She will become one of the world’s greatest heroes: WONDER WOMAN. But first she is Diana, Princess of the Amazons. And her fight is just beginning. . . .
Diana longs to prove herself to her legendary warrior sisters. But when the opportunity finally comes, she throws away her chance at glory and breaks Amazon law—risking exile—to save a mere mortal. Even worse, Alia Keralis is no ordinary girl and with this single brave act, Diana may have doomed the world.
Alia just wanted to escape her overprotective brother with a semester at sea. She doesn’t know she is being hunted. When a bomb detonates aboard her ship, Alia is rescued by a mysterious girl of extraordinary strength and forced to confront a horrible truth: Alia is a Warbringer—a direct descendant of the infamous Helen of Troy, fated to bring about an age of bloodshed and misery.
Together, Diana and Alia will face an army of enemies—mortal and divine—determined to either destroy or possess the Warbringer. If they have any hope of saving both their worlds, they will have to stand side by side against the tide of war.
- This book is kick-ass. It’s funny, and self-aware and plays tribute to the Wonder Woman mythology without being tied down by it.

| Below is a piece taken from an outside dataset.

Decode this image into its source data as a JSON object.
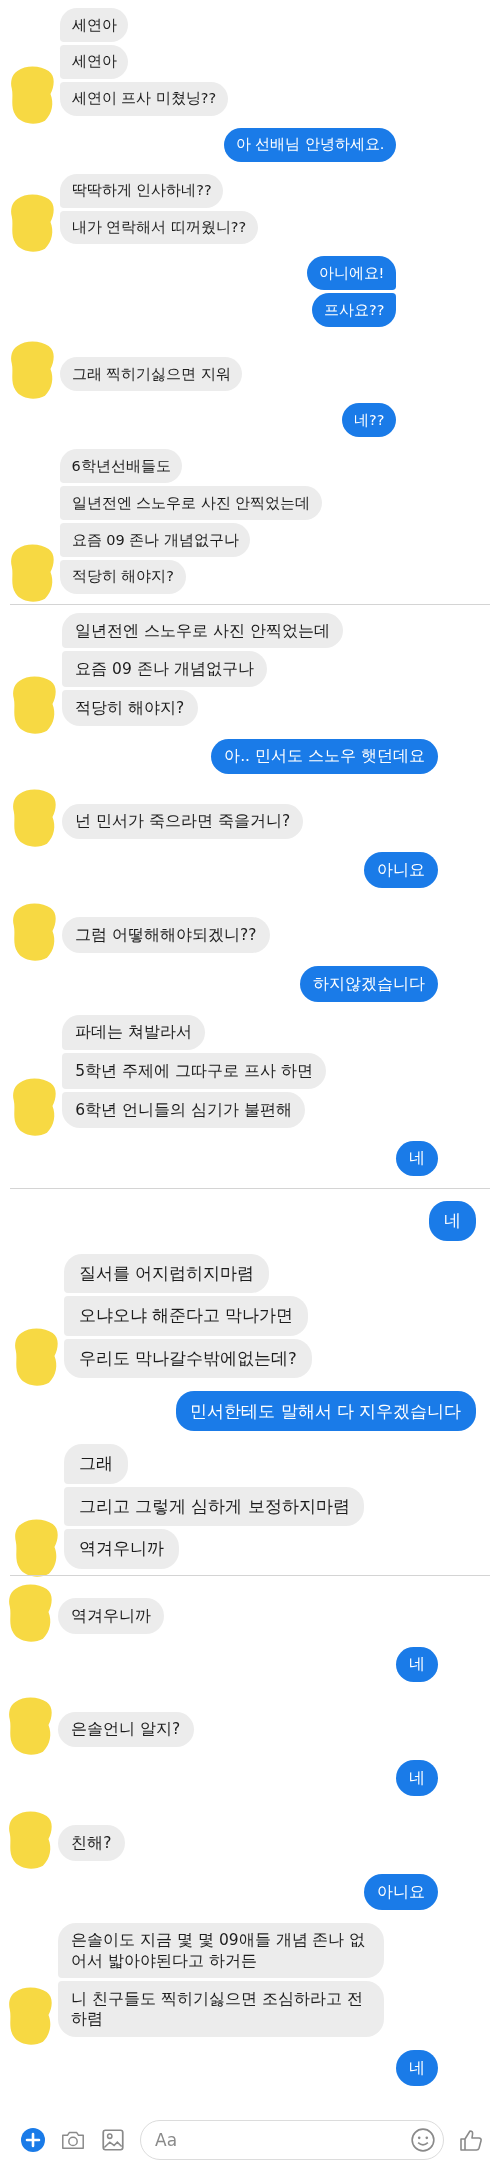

- Leigh Bardugo is a FAB writer, her talent shines through in this book.
- The first 100 pages were a little slow to start, but after that I was hooked, completely and utterly. I’ve also heard comments that the plot is really similar to the film, but other than one joke (which is a pretty standard WW one), I didn’t see that.
- I thought the plot was compelling and intriguing, and I did not see the plot twist coming. I’m also DESPERATE to find out more about the shadow-y evil guys–a sequel is coming, right?
- The friendships are what made this book special, IMO. I utterly adored Nim, and Alia and Diana’s growing trust with each other was lovely to see.
- Although Diana is very much at the centre in this story, Alia is what anchors it. I adored her characters–she was whip smart, unsure of herself, courageous and a really good liar.
- YAY for diversity. Nim was Indian and gay, Alia and Jason were Greek and African-American, and Theo was Brazilian.
- Basically, this book was a fabulous superhero origin story. Leigh Bardugo expertly weaved a new path for Diana, whilst simultaneously paying homage to her mythic origins. The focus on female friendship was perfect, and I NEED MORE. Also, I’ll definitely be picking up the other books in the DC Icons series. (Although, Diana is the best is a hill I will die on!)